He continued: "The times we are in are not the norm as we know it, so dads have had to find creative ways to engage with their children, and they are doing it through the mediums of FaceTime, tablets, Whatsapp and other technology. But we also have to think about the dads out there who aren't as au fait with technology and who still have just as many rights to be able to stay in contact and have access to their children.
"We have had to change our delivery of services to meet the challenge. People like to interact, but we have to do that in a safe way. The best current platform for that is online so, for example, we will be launching our Dads Talk programme online this week, which would previously have been offered in a group social setting, where dads can join a safe space, supported by other dads in their position."
Dads Project is just one of many programmes and services offered by Parenting NI, and Muriel said the organisation are doing everything they can to make themselves accessible to parents in need.
"We have a support line which is free to call for landlines and mobiles in the North. We are getting so many calls at the minute on a variety of topics – parenting issues, contact concerns, childcare availability, managing behaviour and the issues around schools returning. We're doing everything we can to help parents manage.
"We still have a lot of programmes and we're trying to get as much as we can online, but Parenting NI takes great pride in everything we provide to parents and their families, and we don't want to be rash – we want to continue to make sure we are providing the best possible service.
"Through the Parenting NI website, our webchat, Facebook and Twitter we are keeping parents updated with a wide variety of information with things like top tips to manage stress. What we devise and share is led by what we are hearing through calls and emails, and hopefully we can continue to develop our online presence and platform to connect further with parents in the coming weeks."

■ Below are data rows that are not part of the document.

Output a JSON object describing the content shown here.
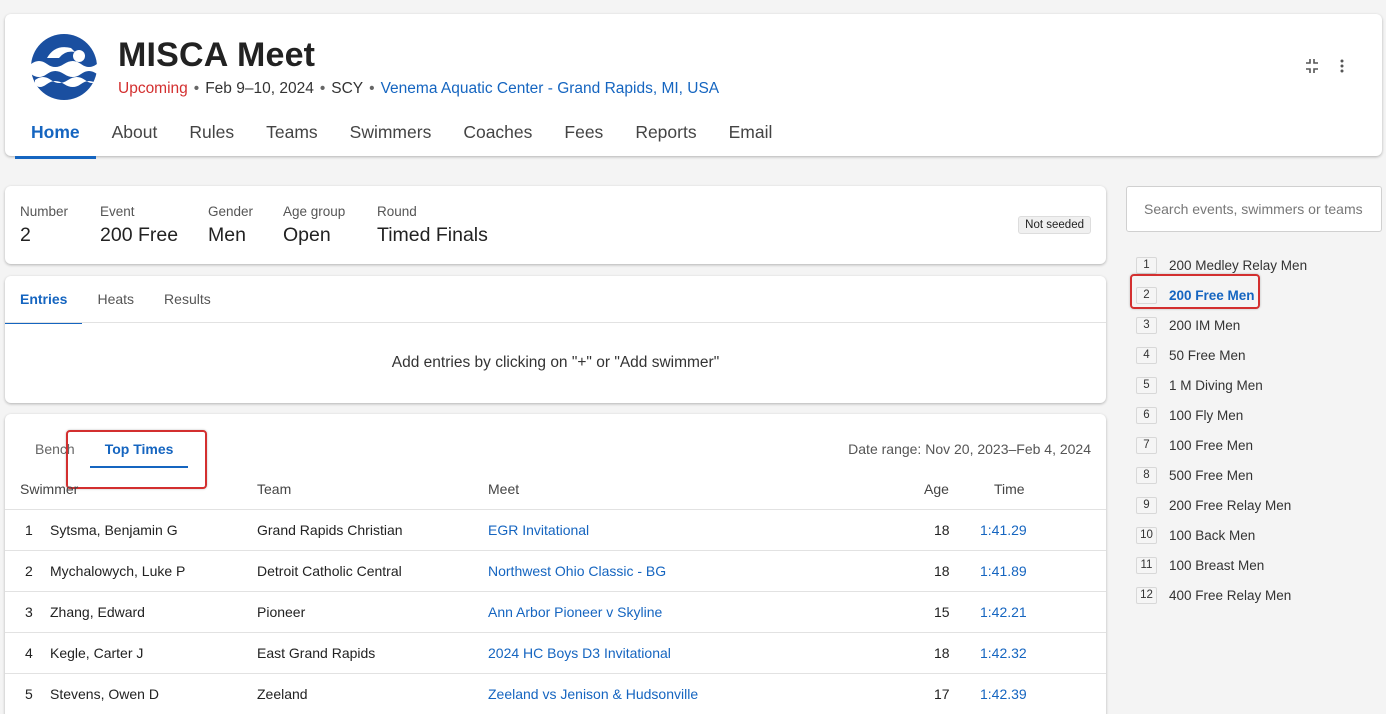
{
  "meet": {
    "title": "MISCA Meet",
    "status": "Upcoming",
    "dates": "Feb 9–10, 2024",
    "course": "SCY",
    "venue": "Venema Aquatic Center - Grand Rapids, MI, USA",
    "logo_icon": "swimmer-logo-icon"
  },
  "header_actions": {
    "collapse_icon": "collapse-icon",
    "more_icon": "more-vert-icon"
  },
  "nav": {
    "items": [
      "Home",
      "About",
      "Rules",
      "Teams",
      "Swimmers",
      "Coaches",
      "Fees",
      "Reports",
      "Email"
    ],
    "active": "Home"
  },
  "event_info": {
    "number_label": "Number",
    "number": "2",
    "event_label": "Event",
    "event": "200 Free",
    "gender_label": "Gender",
    "gender": "Men",
    "age_label": "Age group",
    "age": "Open",
    "round_label": "Round",
    "round": "Timed Finals",
    "seed_badge": "Not seeded"
  },
  "entries": {
    "tabs": [
      "Entries",
      "Heats",
      "Results"
    ],
    "active_tab": "Entries",
    "message": "Add entries by clicking on \"+\" or \"Add swimmer\""
  },
  "top_times": {
    "tabs": [
      "Bench",
      "Top Times"
    ],
    "active_tab": "Top Times",
    "date_range": "Date range: Nov 20, 2023–Feb 4, 2024",
    "columns": {
      "swimmer": "Swimmer",
      "team": "Team",
      "meet": "Meet",
      "age": "Age",
      "time": "Time"
    },
    "rows": [
      {
        "rank": "1",
        "swimmer": "Sytsma, Benjamin G",
        "team": "Grand Rapids Christian",
        "meet": "EGR Invitational",
        "age": "18",
        "time": "1:41.29"
      },
      {
        "rank": "2",
        "swimmer": "Mychalowych, Luke P",
        "team": "Detroit Catholic Central",
        "meet": "Northwest Ohio Classic - BG",
        "age": "18",
        "time": "1:41.89"
      },
      {
        "rank": "3",
        "swimmer": "Zhang, Edward",
        "team": "Pioneer",
        "meet": "Ann Arbor Pioneer v Skyline",
        "age": "15",
        "time": "1:42.21"
      },
      {
        "rank": "4",
        "swimmer": "Kegle, Carter J",
        "team": "East Grand Rapids",
        "meet": "2024 HC Boys D3 Invitational",
        "age": "18",
        "time": "1:42.32"
      },
      {
        "rank": "5",
        "swimmer": "Stevens, Owen D",
        "team": "Zeeland",
        "meet": "Zeeland vs Jenison & Hudsonville",
        "age": "17",
        "time": "1:42.39"
      }
    ]
  },
  "sidebar": {
    "search_placeholder": "Search events, swimmers or teams",
    "events": [
      {
        "num": "1",
        "name": "200 Medley Relay Men"
      },
      {
        "num": "2",
        "name": "200 Free Men",
        "active": true
      },
      {
        "num": "3",
        "name": "200 IM Men"
      },
      {
        "num": "4",
        "name": "50 Free Men"
      },
      {
        "num": "5",
        "name": "1 M Diving Men"
      },
      {
        "num": "6",
        "name": "100 Fly Men"
      },
      {
        "num": "7",
        "name": "100 Free Men"
      },
      {
        "num": "8",
        "name": "500 Free Men"
      },
      {
        "num": "9",
        "name": "200 Free Relay Men"
      },
      {
        "num": "10",
        "name": "100 Back Men"
      },
      {
        "num": "11",
        "name": "100 Breast Men"
      },
      {
        "num": "12",
        "name": "400 Free Relay Men"
      }
    ]
  },
  "colors": {
    "accent": "#1565c0",
    "status": "#d32f2f",
    "highlight": "#d32f2f"
  }
}
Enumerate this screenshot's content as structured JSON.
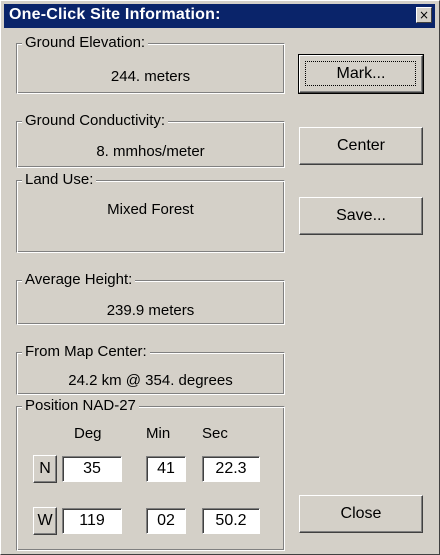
{
  "window": {
    "title": "One-Click Site Information:",
    "close_glyph": "×"
  },
  "ground_elevation": {
    "label": "Ground Elevation:",
    "value": "244. meters"
  },
  "ground_conductivity": {
    "label": "Ground Conductivity:",
    "value": "8. mmhos/meter"
  },
  "land_use": {
    "label": "Land Use:",
    "value": "Mixed Forest"
  },
  "average_height": {
    "label": "Average Height:",
    "value": "239.9 meters"
  },
  "from_map_center": {
    "label": "From Map Center:",
    "value": "24.2 km @ 354. degrees"
  },
  "position": {
    "label": "Position NAD-27",
    "headers": {
      "deg": "Deg",
      "min": "Min",
      "sec": "Sec"
    },
    "lat": {
      "hemisphere": "N",
      "deg": "35",
      "min": "41",
      "sec": "22.3"
    },
    "lon": {
      "hemisphere": "W",
      "deg": "119",
      "min": "02",
      "sec": "50.2"
    }
  },
  "buttons": {
    "mark": "Mark...",
    "center": "Center",
    "save": "Save...",
    "close": "Close"
  },
  "colors": {
    "dialog_bg": "#d4d0c8",
    "titlebar": "#0a246a",
    "title_text": "#ffffff",
    "field_bg": "#ffffff"
  }
}
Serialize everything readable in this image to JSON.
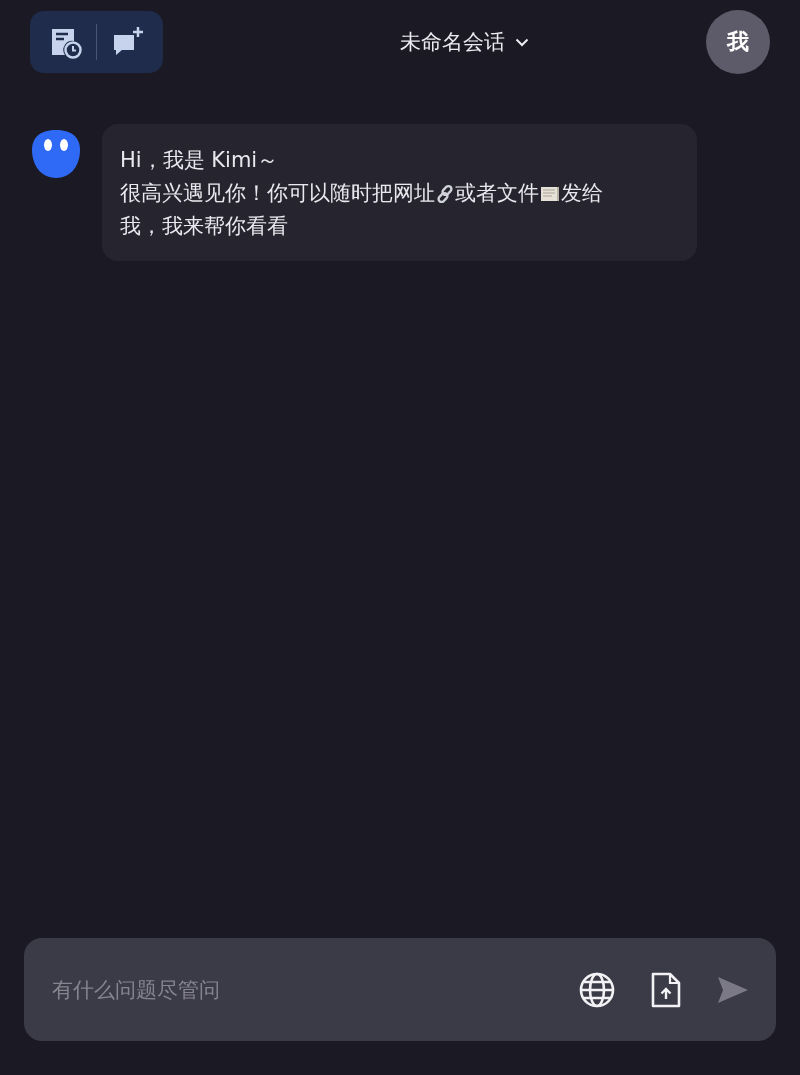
{
  "header": {
    "title": "未命名会话",
    "avatar_label": "我"
  },
  "messages": [
    {
      "lines": [
        [
          {
            "kind": "text",
            "text": "Hi，我是 Kimi～"
          }
        ],
        [
          {
            "kind": "text",
            "text": "很高兴遇见你！你可以随时把网址"
          },
          {
            "kind": "link-icon"
          },
          {
            "kind": "text",
            "text": "或者文件"
          },
          {
            "kind": "document-icon"
          },
          {
            "kind": "text",
            "text": "发给"
          }
        ],
        [
          {
            "kind": "text",
            "text": "我，我来帮你看看"
          }
        ]
      ]
    }
  ],
  "composer": {
    "placeholder": "有什么问题尽管问",
    "send_disabled": true
  }
}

For more info on the Dads Project, or if you have any parenting concerns, visit www.parentingni.org or call 0808 8010 722.